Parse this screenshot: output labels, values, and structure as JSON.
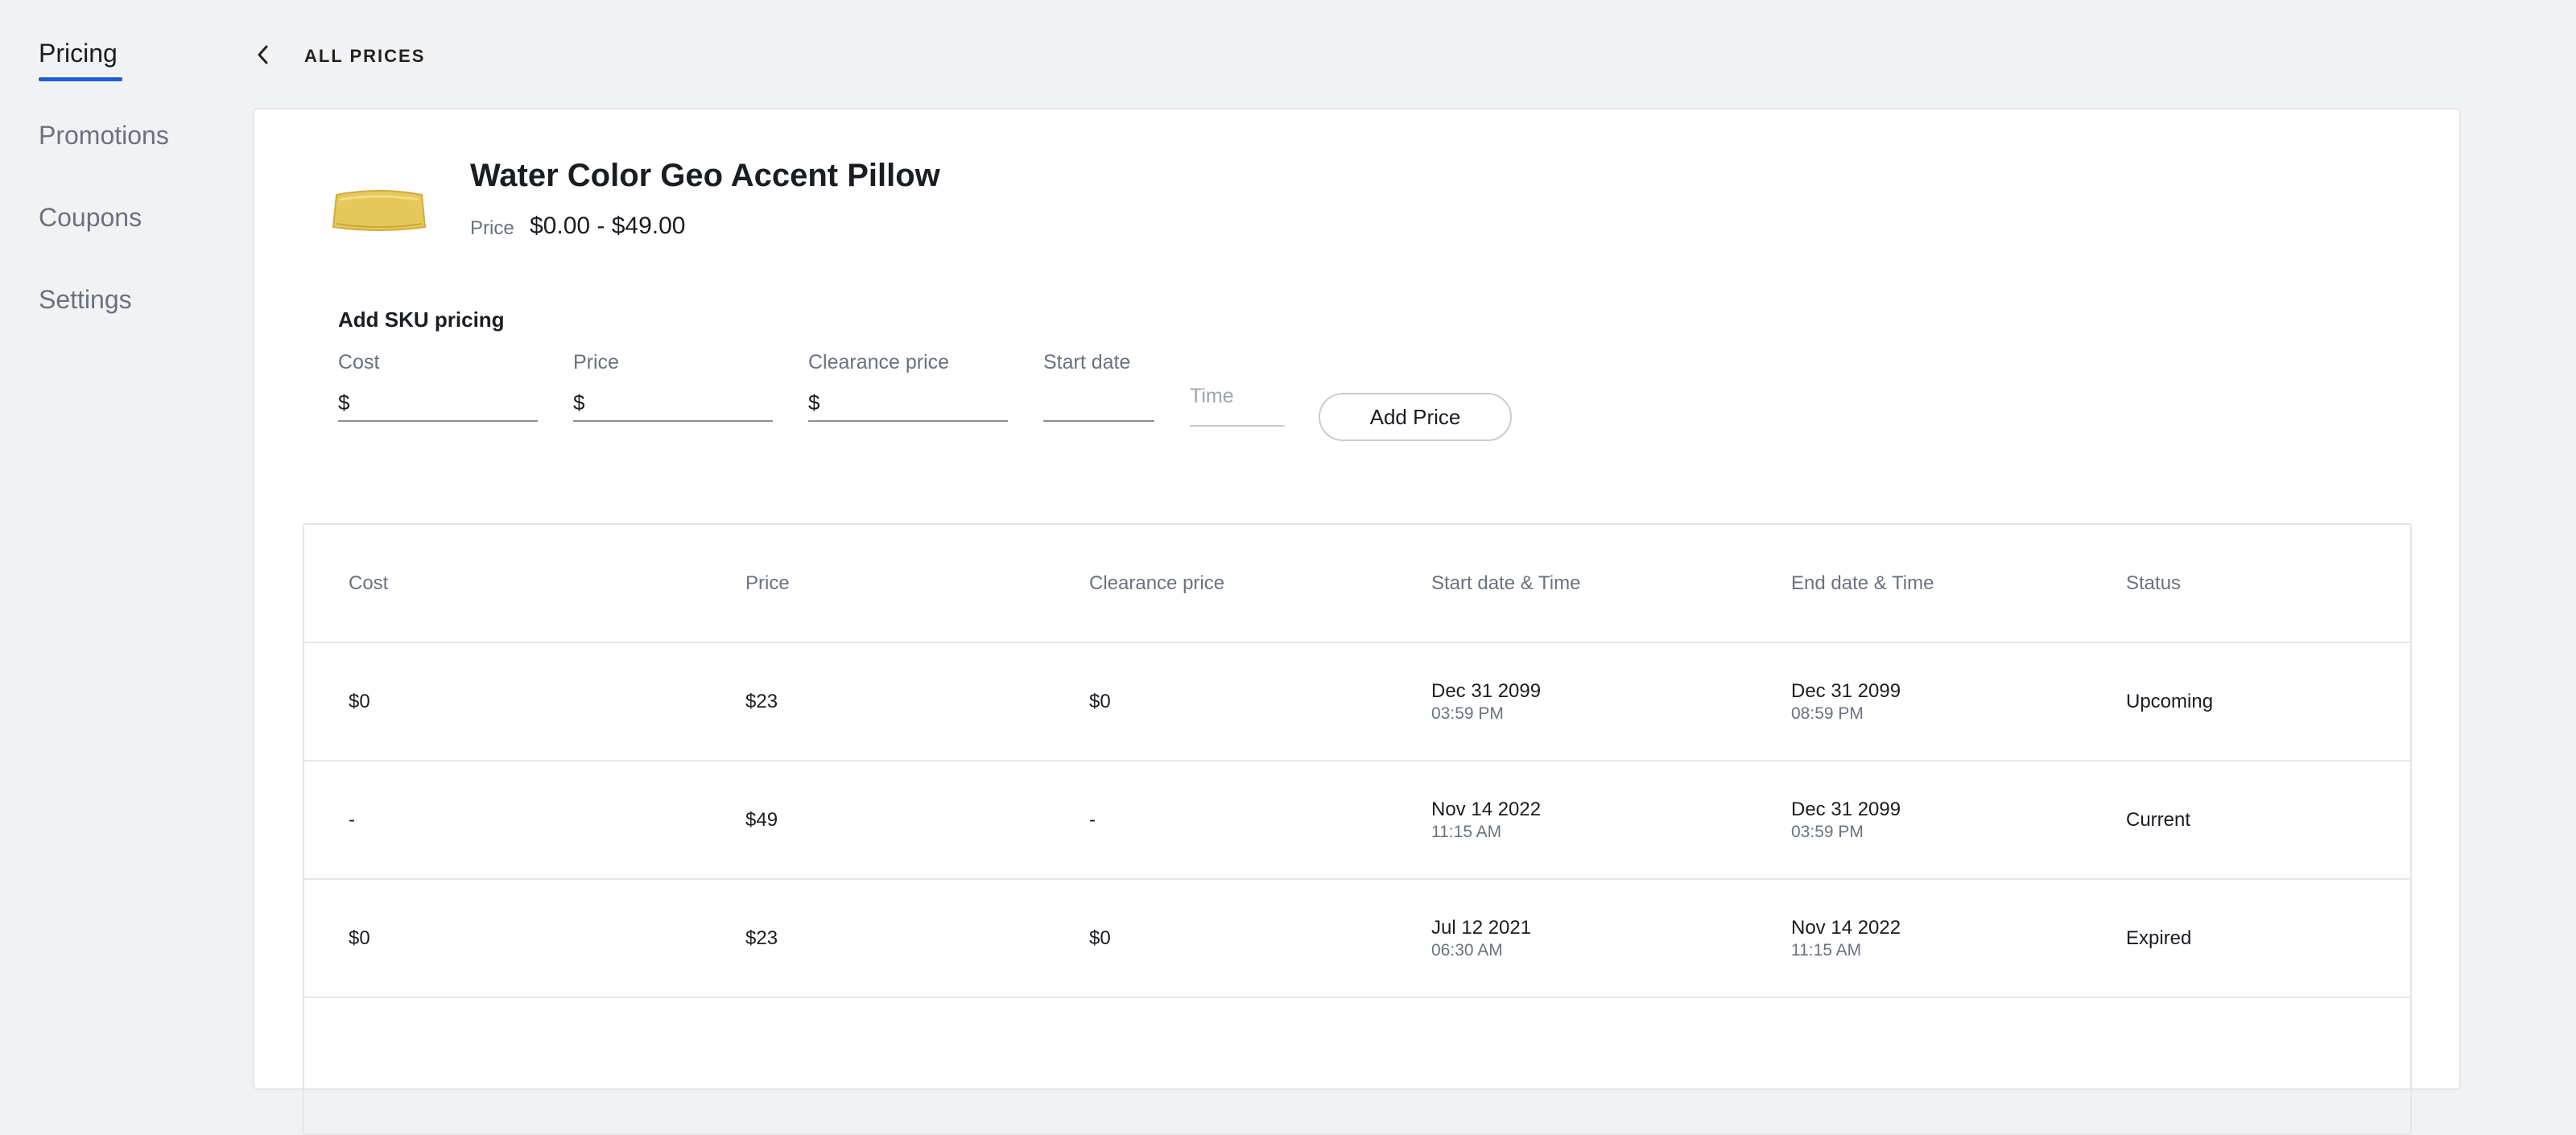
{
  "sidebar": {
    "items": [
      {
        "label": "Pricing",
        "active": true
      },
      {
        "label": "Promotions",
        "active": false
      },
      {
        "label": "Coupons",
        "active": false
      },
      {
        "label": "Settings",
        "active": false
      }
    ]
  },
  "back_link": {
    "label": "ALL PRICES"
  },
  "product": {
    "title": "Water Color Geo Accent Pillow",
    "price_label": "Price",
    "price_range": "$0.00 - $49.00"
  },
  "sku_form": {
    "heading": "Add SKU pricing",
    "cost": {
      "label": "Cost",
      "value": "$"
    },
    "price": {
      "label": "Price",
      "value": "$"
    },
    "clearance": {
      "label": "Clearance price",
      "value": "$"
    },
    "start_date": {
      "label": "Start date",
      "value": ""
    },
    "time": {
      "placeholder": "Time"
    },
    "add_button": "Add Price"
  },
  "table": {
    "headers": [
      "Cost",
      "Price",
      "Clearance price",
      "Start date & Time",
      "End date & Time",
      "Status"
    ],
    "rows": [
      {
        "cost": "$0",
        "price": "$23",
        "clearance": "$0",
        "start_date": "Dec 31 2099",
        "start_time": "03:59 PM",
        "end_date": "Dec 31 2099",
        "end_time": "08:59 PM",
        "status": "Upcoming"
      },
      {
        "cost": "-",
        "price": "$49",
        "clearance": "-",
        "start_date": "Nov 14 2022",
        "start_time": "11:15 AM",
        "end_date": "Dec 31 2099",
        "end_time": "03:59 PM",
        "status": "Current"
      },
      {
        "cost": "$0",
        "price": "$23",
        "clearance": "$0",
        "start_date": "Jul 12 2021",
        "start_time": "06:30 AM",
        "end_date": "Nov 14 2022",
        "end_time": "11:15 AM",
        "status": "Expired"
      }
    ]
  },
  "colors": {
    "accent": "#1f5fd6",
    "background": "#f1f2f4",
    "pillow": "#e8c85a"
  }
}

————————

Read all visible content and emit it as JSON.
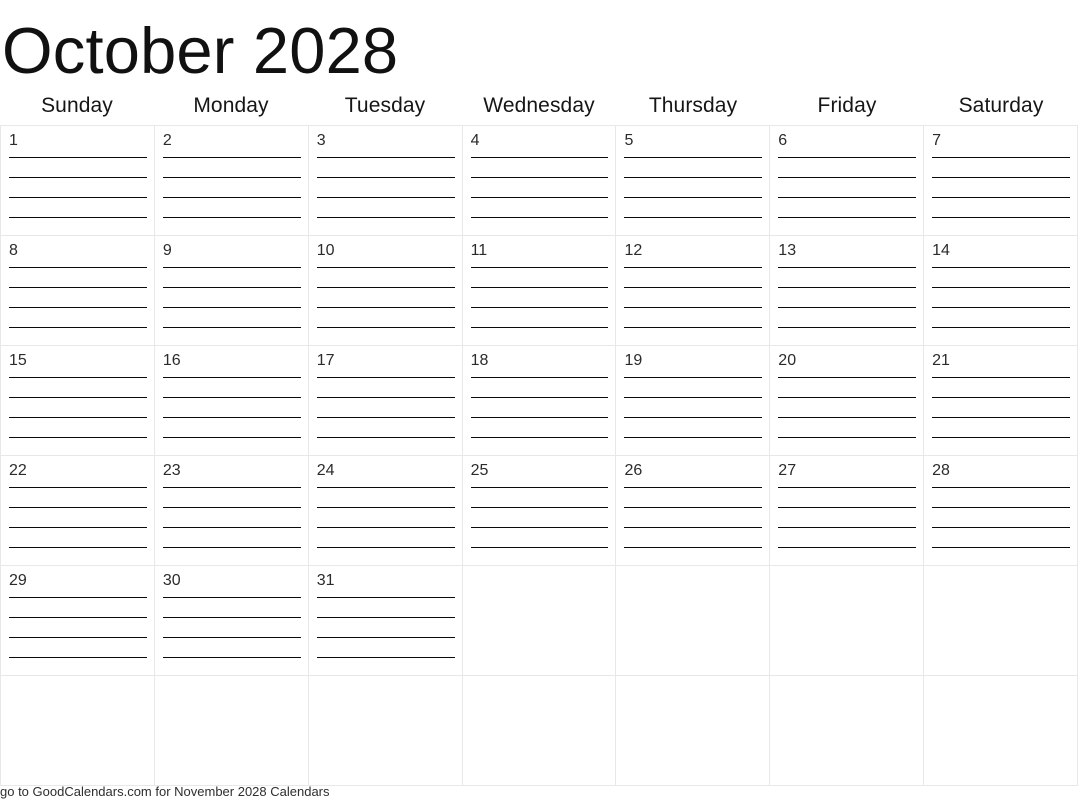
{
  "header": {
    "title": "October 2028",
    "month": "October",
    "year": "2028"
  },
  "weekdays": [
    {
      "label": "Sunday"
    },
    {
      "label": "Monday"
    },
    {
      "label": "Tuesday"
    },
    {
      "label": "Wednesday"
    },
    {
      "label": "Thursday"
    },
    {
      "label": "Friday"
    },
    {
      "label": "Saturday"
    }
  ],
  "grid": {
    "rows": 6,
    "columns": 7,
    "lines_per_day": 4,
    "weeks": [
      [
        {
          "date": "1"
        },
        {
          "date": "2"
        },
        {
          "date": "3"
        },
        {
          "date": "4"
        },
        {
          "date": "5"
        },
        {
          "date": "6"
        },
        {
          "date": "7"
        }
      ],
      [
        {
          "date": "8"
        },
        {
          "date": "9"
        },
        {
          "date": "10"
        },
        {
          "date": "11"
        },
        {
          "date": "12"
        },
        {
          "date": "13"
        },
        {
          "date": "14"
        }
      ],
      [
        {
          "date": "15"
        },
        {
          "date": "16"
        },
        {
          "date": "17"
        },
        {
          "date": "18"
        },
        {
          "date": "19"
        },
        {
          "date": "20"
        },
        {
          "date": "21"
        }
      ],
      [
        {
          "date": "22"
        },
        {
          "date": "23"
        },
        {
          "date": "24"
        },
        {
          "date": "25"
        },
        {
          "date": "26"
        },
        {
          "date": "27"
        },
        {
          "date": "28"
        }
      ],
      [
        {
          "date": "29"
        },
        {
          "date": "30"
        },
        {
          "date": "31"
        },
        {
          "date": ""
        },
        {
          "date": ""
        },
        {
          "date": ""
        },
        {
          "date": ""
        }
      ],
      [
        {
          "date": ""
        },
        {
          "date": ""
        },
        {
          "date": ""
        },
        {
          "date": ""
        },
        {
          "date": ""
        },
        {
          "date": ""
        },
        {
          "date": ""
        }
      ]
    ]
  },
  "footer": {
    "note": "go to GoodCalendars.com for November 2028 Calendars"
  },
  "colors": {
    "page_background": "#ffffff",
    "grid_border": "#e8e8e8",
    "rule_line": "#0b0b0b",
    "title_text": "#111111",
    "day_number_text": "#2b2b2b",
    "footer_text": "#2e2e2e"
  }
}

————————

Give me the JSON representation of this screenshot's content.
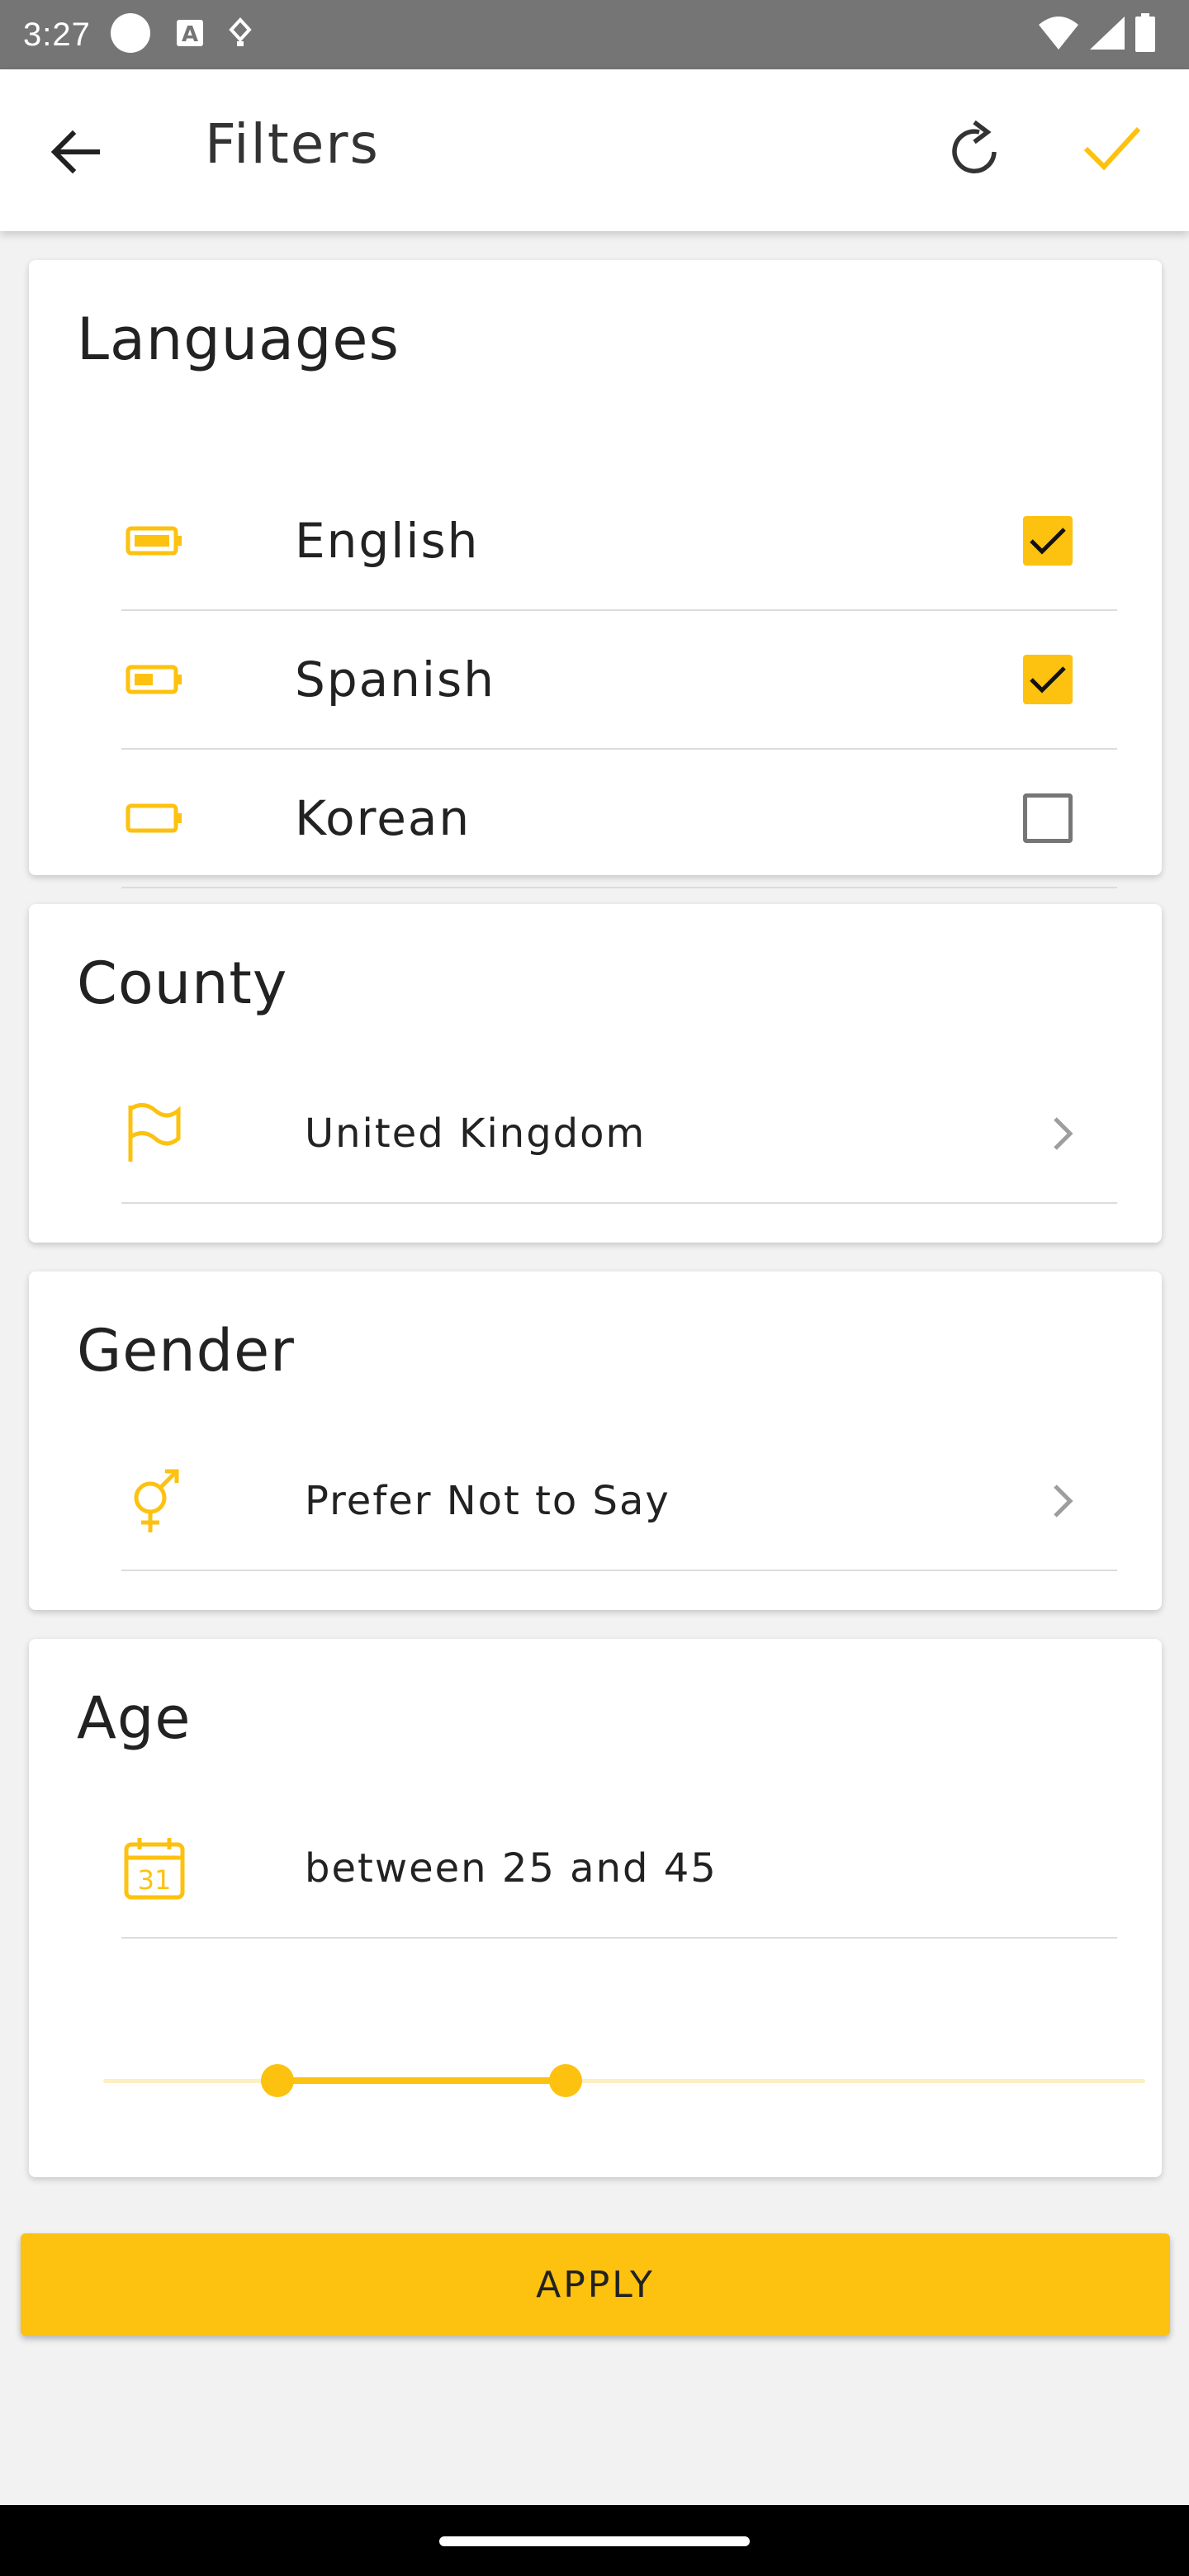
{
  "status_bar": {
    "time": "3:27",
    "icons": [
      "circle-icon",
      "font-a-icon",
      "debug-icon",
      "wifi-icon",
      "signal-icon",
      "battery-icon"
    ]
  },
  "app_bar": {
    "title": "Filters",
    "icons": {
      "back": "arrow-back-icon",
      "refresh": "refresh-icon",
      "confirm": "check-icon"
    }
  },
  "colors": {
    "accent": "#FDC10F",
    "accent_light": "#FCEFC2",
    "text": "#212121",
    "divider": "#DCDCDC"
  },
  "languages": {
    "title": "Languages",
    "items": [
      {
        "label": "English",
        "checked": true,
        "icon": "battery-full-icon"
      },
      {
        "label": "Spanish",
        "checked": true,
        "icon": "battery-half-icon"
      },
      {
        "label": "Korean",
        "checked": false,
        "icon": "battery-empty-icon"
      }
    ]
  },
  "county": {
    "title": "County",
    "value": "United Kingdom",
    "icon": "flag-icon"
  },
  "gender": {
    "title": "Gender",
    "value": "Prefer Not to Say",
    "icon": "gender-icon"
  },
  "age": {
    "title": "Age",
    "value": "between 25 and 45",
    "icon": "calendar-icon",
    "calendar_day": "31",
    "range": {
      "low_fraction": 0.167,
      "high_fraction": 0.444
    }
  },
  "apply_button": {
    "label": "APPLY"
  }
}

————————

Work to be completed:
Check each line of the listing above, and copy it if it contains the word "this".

Written solution:
Parse this screenshot: output labels, values, and structure as JSON.
Give me the JSON representation of this screenshot's content.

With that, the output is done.